## WHAT YOU HAVE TO DO
Where the string "highlighted" shows up in a line of the records, copy that line.

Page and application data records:
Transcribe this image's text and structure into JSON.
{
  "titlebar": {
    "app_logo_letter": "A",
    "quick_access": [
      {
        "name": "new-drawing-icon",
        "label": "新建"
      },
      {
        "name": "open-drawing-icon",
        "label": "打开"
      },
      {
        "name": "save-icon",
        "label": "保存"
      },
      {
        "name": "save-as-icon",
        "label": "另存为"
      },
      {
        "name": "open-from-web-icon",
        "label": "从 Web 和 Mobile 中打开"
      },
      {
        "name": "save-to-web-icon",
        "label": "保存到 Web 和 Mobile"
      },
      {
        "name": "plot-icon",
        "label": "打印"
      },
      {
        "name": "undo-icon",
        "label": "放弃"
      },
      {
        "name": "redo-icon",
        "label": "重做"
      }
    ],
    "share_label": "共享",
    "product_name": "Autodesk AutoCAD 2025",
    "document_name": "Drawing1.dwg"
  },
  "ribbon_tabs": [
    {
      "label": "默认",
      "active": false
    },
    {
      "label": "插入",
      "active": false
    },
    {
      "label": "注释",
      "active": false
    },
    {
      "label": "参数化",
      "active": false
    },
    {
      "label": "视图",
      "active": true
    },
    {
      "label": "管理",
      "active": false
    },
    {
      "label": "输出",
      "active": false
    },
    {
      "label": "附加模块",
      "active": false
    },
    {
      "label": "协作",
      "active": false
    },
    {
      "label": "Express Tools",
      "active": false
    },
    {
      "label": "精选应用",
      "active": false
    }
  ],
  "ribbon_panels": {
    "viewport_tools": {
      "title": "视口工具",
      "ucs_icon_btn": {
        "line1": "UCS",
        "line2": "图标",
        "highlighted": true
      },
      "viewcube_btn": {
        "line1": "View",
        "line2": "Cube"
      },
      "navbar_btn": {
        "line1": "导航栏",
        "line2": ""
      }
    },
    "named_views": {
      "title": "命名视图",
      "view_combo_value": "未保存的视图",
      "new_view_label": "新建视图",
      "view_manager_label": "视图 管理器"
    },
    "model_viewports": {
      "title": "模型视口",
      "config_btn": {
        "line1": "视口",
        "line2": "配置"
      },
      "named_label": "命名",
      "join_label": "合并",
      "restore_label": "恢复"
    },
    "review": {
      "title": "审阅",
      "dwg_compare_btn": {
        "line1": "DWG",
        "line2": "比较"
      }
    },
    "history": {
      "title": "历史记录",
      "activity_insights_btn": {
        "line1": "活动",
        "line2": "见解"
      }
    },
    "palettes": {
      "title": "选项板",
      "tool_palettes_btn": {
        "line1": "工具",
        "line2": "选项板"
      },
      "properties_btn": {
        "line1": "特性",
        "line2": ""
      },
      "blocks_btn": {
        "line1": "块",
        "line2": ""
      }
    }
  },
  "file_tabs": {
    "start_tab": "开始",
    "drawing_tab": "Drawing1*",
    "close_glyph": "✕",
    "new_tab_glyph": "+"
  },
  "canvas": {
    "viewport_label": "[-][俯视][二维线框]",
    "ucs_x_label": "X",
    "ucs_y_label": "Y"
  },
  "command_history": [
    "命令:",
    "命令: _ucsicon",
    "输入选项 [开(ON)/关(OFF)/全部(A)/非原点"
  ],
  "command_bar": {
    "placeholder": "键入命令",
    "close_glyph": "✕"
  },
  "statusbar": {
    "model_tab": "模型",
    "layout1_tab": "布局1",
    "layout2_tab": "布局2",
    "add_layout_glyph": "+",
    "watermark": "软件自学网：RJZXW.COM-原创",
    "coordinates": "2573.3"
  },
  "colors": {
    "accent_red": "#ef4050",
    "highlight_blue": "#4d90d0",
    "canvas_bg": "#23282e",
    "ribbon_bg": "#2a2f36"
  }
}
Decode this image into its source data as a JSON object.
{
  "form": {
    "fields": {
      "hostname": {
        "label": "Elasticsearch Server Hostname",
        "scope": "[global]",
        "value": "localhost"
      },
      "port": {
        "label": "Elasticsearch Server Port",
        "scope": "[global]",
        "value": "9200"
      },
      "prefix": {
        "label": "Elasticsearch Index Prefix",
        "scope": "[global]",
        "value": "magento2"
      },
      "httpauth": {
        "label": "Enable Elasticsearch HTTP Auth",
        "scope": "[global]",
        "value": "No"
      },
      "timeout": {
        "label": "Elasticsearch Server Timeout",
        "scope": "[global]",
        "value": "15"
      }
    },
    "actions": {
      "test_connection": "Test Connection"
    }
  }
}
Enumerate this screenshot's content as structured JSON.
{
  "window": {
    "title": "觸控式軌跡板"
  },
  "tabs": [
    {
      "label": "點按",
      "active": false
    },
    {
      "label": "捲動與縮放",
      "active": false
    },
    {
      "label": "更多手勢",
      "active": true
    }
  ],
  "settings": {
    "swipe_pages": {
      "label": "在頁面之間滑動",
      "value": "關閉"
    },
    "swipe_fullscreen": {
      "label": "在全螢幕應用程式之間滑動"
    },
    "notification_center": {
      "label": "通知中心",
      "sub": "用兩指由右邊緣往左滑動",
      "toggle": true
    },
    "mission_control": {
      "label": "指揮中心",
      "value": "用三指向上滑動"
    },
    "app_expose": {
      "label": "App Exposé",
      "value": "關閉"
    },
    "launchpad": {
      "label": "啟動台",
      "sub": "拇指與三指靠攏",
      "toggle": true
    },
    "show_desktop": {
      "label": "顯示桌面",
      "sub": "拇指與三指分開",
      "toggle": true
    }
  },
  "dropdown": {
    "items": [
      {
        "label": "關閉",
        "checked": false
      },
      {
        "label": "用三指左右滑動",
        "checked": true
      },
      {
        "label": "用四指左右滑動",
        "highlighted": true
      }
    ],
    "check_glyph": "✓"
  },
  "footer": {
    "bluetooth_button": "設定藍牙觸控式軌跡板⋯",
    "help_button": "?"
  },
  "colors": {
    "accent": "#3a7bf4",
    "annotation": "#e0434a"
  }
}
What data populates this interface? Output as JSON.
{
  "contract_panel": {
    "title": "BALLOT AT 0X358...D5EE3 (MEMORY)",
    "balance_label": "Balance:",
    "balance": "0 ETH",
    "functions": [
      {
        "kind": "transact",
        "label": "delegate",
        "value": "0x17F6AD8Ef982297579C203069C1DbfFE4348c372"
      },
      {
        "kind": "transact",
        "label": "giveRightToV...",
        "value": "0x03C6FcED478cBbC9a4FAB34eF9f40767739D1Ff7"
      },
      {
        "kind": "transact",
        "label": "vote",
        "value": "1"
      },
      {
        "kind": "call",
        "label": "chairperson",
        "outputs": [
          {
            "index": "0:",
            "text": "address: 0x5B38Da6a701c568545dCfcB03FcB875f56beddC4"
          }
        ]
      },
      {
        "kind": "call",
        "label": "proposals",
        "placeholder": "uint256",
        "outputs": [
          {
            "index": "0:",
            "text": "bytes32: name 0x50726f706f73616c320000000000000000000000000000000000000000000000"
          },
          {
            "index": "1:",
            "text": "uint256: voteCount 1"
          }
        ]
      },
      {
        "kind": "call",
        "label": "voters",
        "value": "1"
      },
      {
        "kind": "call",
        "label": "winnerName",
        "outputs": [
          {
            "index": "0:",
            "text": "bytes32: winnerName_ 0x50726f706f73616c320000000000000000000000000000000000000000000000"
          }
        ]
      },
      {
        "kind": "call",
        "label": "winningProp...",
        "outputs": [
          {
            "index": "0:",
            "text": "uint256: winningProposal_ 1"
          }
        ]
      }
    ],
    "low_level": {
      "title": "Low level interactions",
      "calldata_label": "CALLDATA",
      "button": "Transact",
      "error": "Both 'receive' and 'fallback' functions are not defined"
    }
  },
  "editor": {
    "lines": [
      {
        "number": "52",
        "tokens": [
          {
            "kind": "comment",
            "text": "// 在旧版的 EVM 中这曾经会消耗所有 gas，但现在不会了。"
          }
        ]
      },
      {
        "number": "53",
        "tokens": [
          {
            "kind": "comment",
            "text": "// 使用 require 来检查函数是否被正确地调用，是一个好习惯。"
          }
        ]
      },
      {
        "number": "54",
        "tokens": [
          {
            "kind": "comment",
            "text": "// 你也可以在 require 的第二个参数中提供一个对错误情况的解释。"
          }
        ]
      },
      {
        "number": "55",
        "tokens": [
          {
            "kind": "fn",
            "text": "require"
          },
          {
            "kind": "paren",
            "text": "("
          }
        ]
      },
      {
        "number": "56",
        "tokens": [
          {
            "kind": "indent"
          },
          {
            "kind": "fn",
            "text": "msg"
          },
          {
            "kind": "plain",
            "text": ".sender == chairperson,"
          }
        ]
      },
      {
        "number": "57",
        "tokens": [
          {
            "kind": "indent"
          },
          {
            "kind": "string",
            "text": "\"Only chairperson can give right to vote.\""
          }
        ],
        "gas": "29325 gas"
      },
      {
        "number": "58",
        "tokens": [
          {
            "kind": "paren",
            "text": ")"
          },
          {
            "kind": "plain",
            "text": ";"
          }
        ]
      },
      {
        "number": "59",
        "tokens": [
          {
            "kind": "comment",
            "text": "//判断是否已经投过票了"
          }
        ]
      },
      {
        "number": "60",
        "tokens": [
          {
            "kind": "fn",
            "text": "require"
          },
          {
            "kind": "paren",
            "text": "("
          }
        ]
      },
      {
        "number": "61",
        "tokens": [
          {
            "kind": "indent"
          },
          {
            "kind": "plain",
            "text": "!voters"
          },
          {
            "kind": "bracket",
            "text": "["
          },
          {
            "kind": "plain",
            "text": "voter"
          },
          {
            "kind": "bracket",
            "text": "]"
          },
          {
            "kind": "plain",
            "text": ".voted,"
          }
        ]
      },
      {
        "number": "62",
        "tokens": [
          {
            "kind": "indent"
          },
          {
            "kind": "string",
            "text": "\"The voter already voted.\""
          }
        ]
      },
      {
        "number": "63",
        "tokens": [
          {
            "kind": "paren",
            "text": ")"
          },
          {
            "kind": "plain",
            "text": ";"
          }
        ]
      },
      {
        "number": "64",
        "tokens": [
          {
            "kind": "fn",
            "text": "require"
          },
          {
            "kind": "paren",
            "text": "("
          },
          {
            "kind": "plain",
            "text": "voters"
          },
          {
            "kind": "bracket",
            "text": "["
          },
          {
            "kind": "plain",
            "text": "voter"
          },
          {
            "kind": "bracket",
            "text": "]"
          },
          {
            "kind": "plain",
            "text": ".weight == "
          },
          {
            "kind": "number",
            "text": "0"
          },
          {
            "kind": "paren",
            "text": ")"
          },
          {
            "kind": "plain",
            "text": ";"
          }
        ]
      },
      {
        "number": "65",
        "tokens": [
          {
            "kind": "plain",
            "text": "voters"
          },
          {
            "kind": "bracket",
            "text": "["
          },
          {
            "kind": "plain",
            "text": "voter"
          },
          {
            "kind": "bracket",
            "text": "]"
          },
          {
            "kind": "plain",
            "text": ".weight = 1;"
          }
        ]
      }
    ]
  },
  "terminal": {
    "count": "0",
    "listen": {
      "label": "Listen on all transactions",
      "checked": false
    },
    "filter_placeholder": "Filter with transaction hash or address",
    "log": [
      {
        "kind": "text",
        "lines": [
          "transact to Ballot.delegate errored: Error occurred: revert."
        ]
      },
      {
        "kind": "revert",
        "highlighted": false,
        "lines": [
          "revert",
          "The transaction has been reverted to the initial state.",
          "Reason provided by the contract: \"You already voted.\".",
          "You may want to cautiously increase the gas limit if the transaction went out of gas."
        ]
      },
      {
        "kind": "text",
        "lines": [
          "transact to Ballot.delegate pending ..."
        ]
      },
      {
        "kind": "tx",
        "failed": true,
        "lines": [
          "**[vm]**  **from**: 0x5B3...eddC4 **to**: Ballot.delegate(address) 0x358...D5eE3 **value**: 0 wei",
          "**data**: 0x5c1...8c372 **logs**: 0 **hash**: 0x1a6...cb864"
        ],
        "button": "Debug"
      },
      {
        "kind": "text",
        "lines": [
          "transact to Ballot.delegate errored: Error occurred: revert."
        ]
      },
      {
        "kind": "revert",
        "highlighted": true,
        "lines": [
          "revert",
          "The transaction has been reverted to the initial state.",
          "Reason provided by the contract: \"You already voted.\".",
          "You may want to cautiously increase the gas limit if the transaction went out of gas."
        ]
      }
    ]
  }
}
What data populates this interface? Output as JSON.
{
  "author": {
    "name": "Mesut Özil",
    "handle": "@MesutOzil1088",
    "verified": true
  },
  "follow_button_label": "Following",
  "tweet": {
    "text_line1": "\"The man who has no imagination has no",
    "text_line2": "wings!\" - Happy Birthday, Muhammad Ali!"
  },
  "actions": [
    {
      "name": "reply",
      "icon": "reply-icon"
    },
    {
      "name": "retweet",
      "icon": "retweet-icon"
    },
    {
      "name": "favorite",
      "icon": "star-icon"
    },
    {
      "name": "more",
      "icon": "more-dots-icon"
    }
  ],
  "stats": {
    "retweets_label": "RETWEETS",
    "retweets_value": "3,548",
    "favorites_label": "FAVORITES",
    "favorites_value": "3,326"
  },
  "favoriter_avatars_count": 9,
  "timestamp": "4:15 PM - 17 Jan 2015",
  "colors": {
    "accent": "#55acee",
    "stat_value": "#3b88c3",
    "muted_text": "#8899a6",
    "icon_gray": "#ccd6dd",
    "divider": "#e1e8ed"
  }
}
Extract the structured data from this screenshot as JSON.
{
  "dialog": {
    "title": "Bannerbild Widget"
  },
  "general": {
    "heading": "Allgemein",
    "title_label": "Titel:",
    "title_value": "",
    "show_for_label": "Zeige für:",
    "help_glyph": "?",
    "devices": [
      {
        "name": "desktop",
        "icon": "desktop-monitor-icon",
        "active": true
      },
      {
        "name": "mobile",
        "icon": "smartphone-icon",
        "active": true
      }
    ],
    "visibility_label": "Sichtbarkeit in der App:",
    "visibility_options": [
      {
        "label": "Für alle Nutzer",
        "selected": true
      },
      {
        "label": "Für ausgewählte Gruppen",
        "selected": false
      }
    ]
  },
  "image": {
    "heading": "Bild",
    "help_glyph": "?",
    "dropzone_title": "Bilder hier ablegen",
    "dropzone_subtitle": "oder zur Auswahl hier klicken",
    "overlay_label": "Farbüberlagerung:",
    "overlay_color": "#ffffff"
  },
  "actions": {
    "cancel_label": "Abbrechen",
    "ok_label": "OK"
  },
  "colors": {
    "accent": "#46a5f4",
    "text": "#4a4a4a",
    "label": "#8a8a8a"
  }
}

## SOLUTION
        "highlighted": true
        "highlighted": true
        "highlighted": false,
        "highlighted": true,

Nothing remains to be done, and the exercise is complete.